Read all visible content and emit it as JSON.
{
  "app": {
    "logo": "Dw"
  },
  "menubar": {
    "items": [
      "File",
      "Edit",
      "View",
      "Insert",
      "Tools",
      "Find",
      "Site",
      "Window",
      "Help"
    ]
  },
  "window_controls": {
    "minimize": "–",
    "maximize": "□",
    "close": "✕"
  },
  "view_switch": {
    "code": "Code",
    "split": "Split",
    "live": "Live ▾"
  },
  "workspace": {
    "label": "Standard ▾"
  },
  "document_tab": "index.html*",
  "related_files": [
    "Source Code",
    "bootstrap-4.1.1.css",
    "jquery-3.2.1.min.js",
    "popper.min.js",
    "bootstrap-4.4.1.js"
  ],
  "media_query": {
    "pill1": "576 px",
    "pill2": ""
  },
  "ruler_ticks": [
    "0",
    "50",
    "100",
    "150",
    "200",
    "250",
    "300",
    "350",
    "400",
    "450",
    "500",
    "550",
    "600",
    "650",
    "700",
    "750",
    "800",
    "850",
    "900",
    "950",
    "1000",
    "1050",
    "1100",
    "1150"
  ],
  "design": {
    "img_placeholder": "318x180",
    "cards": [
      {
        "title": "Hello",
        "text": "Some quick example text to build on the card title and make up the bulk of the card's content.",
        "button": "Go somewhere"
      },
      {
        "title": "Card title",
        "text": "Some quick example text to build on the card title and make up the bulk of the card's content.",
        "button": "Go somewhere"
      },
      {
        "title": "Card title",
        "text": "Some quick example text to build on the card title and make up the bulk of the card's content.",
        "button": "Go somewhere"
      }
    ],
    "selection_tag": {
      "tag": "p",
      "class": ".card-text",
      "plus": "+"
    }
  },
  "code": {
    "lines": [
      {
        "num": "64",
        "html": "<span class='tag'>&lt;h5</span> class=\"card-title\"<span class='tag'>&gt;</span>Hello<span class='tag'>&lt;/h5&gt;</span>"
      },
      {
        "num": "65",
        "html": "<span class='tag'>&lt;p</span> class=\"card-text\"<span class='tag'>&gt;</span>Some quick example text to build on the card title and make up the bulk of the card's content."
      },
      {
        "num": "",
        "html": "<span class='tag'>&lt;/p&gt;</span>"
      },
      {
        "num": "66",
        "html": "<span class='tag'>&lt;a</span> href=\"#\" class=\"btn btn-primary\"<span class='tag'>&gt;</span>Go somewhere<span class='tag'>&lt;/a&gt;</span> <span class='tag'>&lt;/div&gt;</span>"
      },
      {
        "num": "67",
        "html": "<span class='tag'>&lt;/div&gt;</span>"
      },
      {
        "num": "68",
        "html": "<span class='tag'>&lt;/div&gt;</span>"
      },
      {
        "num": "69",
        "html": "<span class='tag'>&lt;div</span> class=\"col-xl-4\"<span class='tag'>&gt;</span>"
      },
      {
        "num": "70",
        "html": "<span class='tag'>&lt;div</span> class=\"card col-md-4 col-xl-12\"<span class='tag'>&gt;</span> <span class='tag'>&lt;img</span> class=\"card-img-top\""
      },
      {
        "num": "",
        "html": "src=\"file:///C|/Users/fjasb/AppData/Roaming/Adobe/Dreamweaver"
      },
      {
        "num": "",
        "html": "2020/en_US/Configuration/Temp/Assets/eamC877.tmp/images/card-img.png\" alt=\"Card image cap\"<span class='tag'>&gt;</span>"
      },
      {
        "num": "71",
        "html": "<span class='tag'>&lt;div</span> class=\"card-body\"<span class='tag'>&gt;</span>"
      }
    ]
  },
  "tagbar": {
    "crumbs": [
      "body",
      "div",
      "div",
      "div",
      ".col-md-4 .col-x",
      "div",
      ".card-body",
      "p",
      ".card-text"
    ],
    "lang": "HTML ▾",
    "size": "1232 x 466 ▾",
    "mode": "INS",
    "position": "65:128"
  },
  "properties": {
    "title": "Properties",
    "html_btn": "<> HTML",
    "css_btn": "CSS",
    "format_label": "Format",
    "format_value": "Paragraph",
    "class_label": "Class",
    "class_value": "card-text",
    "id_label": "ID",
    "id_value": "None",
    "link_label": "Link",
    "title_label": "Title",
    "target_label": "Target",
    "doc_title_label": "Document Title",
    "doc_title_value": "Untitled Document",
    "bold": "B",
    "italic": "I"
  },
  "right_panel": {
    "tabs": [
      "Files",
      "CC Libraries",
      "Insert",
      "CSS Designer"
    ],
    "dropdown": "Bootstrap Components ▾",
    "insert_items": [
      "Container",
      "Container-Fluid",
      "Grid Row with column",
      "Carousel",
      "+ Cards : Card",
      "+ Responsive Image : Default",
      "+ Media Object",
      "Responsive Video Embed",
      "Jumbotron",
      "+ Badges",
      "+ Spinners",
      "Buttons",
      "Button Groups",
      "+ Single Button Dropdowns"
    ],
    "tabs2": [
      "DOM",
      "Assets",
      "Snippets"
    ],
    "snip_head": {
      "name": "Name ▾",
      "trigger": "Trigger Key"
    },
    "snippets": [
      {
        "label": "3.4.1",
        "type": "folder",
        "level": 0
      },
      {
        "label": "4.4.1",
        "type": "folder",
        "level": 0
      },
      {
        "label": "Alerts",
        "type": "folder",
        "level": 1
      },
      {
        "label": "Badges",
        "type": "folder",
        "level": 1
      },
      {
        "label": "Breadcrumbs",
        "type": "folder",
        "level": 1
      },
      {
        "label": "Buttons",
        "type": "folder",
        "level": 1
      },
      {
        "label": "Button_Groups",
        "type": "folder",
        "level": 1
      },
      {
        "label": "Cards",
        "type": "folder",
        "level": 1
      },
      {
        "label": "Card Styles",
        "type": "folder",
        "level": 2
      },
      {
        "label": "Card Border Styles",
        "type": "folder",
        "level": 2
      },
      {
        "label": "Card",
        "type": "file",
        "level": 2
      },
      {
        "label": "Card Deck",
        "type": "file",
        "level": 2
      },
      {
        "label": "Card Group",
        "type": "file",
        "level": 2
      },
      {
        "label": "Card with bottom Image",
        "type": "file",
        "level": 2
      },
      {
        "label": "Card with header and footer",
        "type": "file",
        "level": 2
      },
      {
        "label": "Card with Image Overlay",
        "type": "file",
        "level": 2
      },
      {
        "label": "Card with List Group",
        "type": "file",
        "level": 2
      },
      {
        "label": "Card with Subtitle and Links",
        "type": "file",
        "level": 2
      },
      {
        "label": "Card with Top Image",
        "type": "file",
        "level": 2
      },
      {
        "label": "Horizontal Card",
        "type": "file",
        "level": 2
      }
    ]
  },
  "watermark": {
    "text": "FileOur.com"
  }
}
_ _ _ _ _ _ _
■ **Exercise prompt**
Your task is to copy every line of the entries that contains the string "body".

■ **Task answer**
        "html": "<span class='tag'>&lt;div</span> class=\"card-body\"<span class='tag'>&gt;</span>"
      "body",
      ".card-body",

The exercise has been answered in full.